The so-called Smart City is turning our future into the Technopolice: Under the guise of optimization and decision support, they transform the whole urban world into a vast surveillance project. First, a large-scale surveillance dedicated to real-time control of flows of people and goods, through centralized management implemented from a hyperconnected command center. Then, targeted surveillance of individuals and groups: as soon as “suspicious” behavior is detected, police apparatus can be unleashed to “neutralize the threat” and suppress the smallest “breach of the peace.” Or, conversely, reward citizens deemed virtuous by the State.
But we just have to look in the mirror of history or other parts of the world to understand where the Technopolice is leading us: It is bound to reinforce forms of discrimination and segregation, muzzle social movements, depoliticize public spaces, automate both the police and denials of justice, and further dehumanize social relations. All this and more at huge financial and ecological costs, since it will take taxpayers’ money, rare earths, plenty of electricity and many other resources to build and run these infrastructures.
Apart from a few seemingly consensual applications, the Smart City will be mainly used to reinforce the power of merchants of fear, and hide as long as possible the ineptude of their policies. Technocrats rely on the Plan and the Machine to regulate our cities and our lives. Instead of the polis understood as a democratic city, as a pluralistic space of wandering, of impromptu meetings and confrontation with otherness, they want to bleed the city dry. The Technopolice looks like a gigantic test tube where the most advanced forms of social control are being developped.

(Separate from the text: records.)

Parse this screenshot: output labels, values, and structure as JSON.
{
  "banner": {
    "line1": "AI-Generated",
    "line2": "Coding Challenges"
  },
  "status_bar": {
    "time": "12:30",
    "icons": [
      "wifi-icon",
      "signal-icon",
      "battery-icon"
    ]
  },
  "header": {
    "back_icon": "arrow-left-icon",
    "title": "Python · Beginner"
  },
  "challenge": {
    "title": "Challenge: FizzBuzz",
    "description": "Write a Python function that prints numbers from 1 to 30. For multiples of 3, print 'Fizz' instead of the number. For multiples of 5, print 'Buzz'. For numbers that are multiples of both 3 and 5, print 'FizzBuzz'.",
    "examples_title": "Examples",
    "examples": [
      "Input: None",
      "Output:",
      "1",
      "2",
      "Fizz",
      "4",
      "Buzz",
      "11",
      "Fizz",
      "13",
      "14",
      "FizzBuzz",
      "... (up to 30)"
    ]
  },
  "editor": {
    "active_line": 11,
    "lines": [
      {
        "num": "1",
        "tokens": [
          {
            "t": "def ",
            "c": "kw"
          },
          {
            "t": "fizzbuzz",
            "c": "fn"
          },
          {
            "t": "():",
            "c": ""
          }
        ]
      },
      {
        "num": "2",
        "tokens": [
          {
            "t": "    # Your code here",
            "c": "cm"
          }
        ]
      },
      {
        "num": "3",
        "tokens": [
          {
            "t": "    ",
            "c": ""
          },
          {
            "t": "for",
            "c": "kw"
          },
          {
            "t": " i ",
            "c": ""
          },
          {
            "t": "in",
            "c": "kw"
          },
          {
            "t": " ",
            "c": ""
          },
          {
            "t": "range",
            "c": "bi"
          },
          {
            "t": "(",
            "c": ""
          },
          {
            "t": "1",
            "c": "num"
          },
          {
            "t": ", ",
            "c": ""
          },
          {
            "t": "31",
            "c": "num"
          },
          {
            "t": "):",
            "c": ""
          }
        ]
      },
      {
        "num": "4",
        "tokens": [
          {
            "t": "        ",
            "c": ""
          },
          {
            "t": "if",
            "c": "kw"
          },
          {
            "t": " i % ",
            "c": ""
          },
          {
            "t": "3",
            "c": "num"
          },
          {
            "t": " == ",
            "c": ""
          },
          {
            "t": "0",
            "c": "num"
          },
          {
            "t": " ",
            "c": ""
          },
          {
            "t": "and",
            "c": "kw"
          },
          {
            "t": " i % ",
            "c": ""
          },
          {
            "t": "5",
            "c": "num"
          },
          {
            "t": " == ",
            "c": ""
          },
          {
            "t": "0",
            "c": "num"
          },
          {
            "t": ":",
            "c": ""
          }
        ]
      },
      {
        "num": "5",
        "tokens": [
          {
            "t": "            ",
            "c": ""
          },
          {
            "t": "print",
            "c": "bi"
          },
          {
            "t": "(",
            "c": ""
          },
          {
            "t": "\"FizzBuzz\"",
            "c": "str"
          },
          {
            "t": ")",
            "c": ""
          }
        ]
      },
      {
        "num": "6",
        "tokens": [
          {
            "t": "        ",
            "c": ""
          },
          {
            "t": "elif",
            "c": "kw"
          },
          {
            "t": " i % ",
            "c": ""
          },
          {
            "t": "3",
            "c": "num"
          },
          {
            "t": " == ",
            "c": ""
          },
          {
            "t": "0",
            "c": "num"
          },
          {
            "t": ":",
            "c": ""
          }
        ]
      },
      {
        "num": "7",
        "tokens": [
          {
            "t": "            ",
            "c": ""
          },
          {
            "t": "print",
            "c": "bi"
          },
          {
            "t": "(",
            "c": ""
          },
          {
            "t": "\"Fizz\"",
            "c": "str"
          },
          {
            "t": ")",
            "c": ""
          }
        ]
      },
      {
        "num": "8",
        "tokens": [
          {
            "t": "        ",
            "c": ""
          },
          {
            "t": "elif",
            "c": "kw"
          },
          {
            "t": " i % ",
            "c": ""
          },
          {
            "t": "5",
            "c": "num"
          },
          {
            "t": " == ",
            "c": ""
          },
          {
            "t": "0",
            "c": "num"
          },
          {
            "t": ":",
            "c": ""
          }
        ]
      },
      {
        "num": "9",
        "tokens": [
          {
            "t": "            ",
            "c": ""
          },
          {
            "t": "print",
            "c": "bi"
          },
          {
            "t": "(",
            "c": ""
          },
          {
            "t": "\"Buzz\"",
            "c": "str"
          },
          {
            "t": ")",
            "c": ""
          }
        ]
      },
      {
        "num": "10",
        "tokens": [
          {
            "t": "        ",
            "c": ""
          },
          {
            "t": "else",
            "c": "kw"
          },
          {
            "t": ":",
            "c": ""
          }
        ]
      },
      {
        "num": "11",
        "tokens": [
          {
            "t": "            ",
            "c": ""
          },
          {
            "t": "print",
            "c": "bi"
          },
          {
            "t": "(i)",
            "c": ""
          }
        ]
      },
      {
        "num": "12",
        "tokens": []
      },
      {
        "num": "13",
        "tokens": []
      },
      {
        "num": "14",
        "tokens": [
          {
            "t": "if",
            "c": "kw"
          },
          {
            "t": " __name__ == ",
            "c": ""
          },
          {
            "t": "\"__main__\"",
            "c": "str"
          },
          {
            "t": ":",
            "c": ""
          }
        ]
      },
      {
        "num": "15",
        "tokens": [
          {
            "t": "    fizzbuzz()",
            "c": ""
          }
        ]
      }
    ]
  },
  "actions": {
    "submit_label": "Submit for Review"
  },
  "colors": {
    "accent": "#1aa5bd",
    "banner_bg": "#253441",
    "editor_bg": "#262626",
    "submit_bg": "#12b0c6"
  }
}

Against this dystopia put forward by those who pretend to govern us, we call for unyielding resistance, in France and beyond.